Many people ask me this question - here's the official answer:
Why Am I Sore?
By Shirley Vanderbilt
Originally published in Body Sense magazine, Fall 2002.
Copyright 2003. Associated Bodywork and Massage Professionals. All rights reserved.
You've just had a wonderful massage, and you go home feeling both relaxed and rejuvenated. But the next morning, you wake up with twinges of muscle soreness, maybe some fatigue, and you just don't feel yourself. What happened? Chances are it's the massage, and it's perfectly OK.
Keith Grant, head of the Sports and Deep Tissue Massage Department at McKinnon Institute in Oakland, Calif., says, "It's very much like doing a workout. If the muscles aren't used to it, they often respond with some soreness." Grant notes this should last for no more than a day or two. If it lasts longer, the massage may have been too intense, and the therapist should adjust for this in the next session. However, just as with exercise, when your body adjusts to having this type of workout, your physical response will also be less intense.
A professional massage is more than an ordinary backrub. Your massage therapist can find all the kinks that have built up from daily stress and too little or too much exercise. The whole point of a therapeutic massage is to release that tension, work out the kinks and help your body relax so it can function at an optimal level. All of this work stretches muscles, pushes blood into them and gets things working again.

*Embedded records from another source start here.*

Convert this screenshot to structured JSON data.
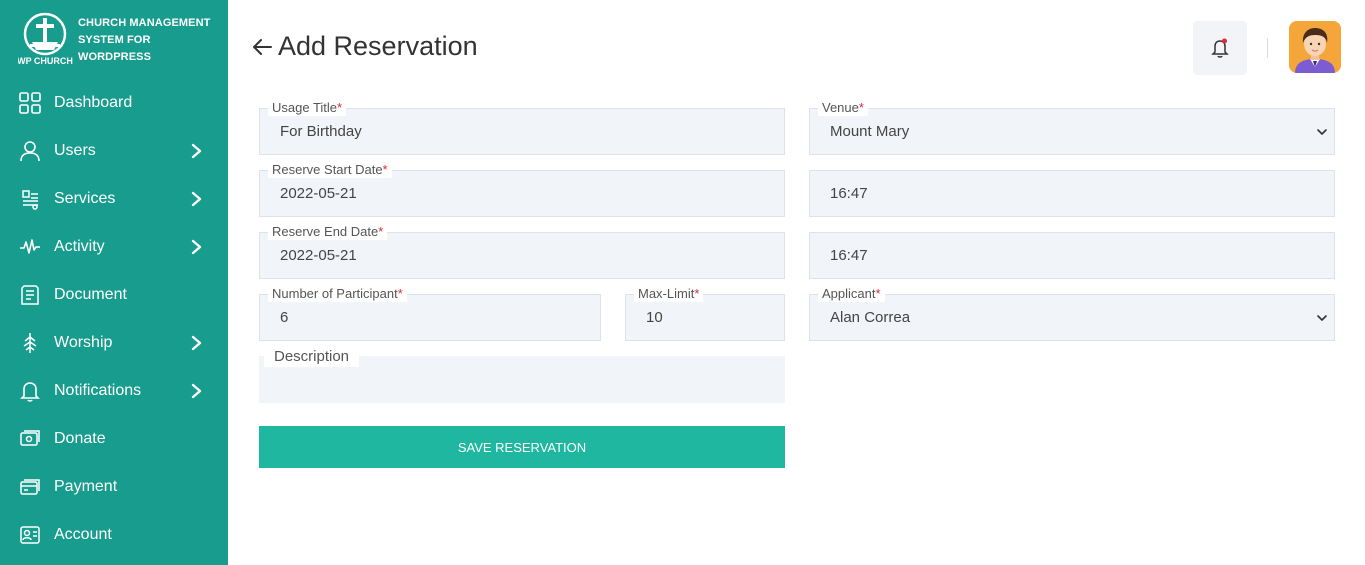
{
  "brand": {
    "logo_text": "WP CHURCH",
    "line1": "CHURCH MANAGEMENT",
    "line2": "SYSTEM FOR",
    "line3": "WORDPRESS"
  },
  "sidebar": {
    "items": [
      {
        "label": "Dashboard",
        "icon": "dashboard-icon",
        "has_submenu": false
      },
      {
        "label": "Users",
        "icon": "user-icon",
        "has_submenu": true
      },
      {
        "label": "Services",
        "icon": "services-icon",
        "has_submenu": true
      },
      {
        "label": "Activity",
        "icon": "activity-icon",
        "has_submenu": true
      },
      {
        "label": "Document",
        "icon": "document-icon",
        "has_submenu": false
      },
      {
        "label": "Worship",
        "icon": "worship-icon",
        "has_submenu": true
      },
      {
        "label": "Notifications",
        "icon": "bell-icon",
        "has_submenu": true
      },
      {
        "label": "Donate",
        "icon": "donate-icon",
        "has_submenu": false
      },
      {
        "label": "Payment",
        "icon": "payment-icon",
        "has_submenu": false
      },
      {
        "label": "Account",
        "icon": "account-icon",
        "has_submenu": false
      }
    ]
  },
  "header": {
    "back_icon": "arrow-left-icon",
    "title": "Add Reservation"
  },
  "form": {
    "usage_title": {
      "label": "Usage Title",
      "required": "*",
      "value": "For Birthday"
    },
    "venue": {
      "label": "Venue",
      "required": "*",
      "value": "Mount Mary"
    },
    "reserve_start_date": {
      "label": "Reserve Start Date",
      "required": "*",
      "value": "2022-05-21"
    },
    "reserve_start_time": {
      "value": "16:47"
    },
    "reserve_end_date": {
      "label": "Reserve End Date",
      "required": "*",
      "value": "2022-05-21"
    },
    "reserve_end_time": {
      "value": "16:47"
    },
    "participants": {
      "label": "Number of Participant",
      "required": "*",
      "value": "6"
    },
    "max_limit": {
      "label": "Max-Limit",
      "required": "*",
      "value": "10"
    },
    "applicant": {
      "label": "Applicant",
      "required": "*",
      "value": "Alan Correa"
    },
    "description": {
      "label": "Description",
      "value": ""
    },
    "save_label": "SAVE RESERVATION"
  },
  "colors": {
    "sidebar": "#179c8e",
    "accent": "#20b7a1",
    "required": "#e0283a",
    "notification_dot": "#e0283a"
  }
}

There are several theories, in addition to muscle function, as to why people sometimes experience after-effects from massage. Grant points to one theory being closely examined by experts. Neurological sensitivity, or "sensitization," looks at the "whole response of what's going on in a person." As Grant explains, massage provides a significant amount of input to the central nervous system and the body responds to that increased information. Pain and other occasional after-effects may be the result of a system that has received more information than it can handle at that particular time. And because the amount of sensory input we receive during any day or week is always fluctuating, sometimes we may be overloaded and other times not. It depends on the total stress (emotional, spiritual and physical) being experienced by the body at that moment.
So what can you do to minimize sometimes painful side effects? It's important to communicate with your massage therapist regarding your expectations, as well as your current state of health. Your therapist can then tailor the massage to your personal needs and desires, and make adjustments in intensity or technique as the session proceeds. "I'd look at what's being done," says Grant. In some cases, a shorter or more soothing session may be more appropriate. In others, the therapist may need to change the kind of technique used. Much of this can be judged by how the person is feeling and responding during the massage.
Understand that your body is an organism made up of complex systems that react to a constantly changing influx of external factors. Maintain good health practices and keep your mind free of negative clutter. Drink plenty of water immediately following your treatment, and continue to do so for the next day or two. This will rehydrate your tissues and ease the effects. Take it easy after your massage. Go home, relax and just allow your body to find its balance naturally. Like exercise, make bodywork a habitual practice for good health. And if you wake up the next morning a little sore, it's probably because you had a really good massage.
Shirley Vanderbilt is a staff writer for Body Sense.